The Lindisfarne Gospels are undoubtedly one of the finest works ever created in the North East, a centrepiece of the region’s history and heritage.
Crafted in the Monastery of the same name on Holy Island in the 8th century by the monk Eadfrith, the gospels represent one of the finest manuscripts of early Anglo-Saxon England and the Kingdom of Northumbria, as well as an exemplary work of art.
However, in the 16th century following the dissolution of the Monasteries by Henry VIII, the Gospels were taken from Durham Cathedral and ended up in London, eventually finding their way to the British Library where they have remained ever since.
Following news that the Gospels will be temporarily on display at the Laing Art Gallery in Newcastle, the regionalist North East Party have called for them to be permanently stationed in the region where they belong.
On a Facebook post, the party wrote that: “We believe as a defining product of our region’s heritage and history, that the Lindisfarne Gospels should remain permanently in the North East” and stated that “these works do not belong to London, they belong to our region!”

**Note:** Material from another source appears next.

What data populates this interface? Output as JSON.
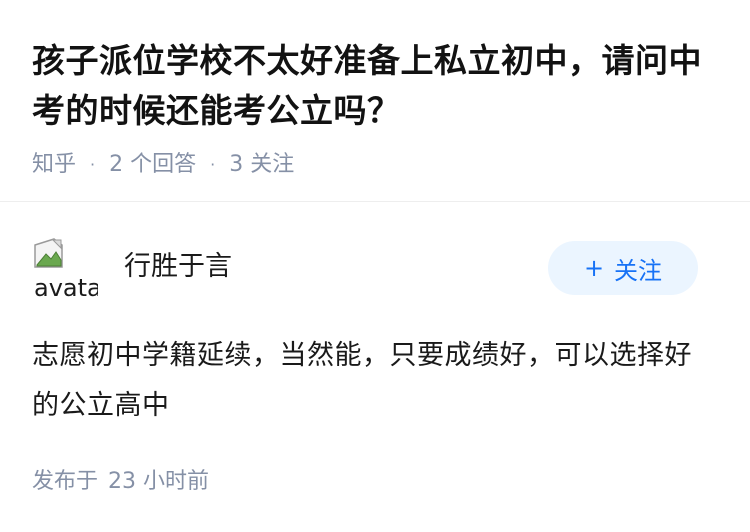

Where the party proposes they are placed was not discussed, but as of old Durham Cathedral is likely to be the most logical option.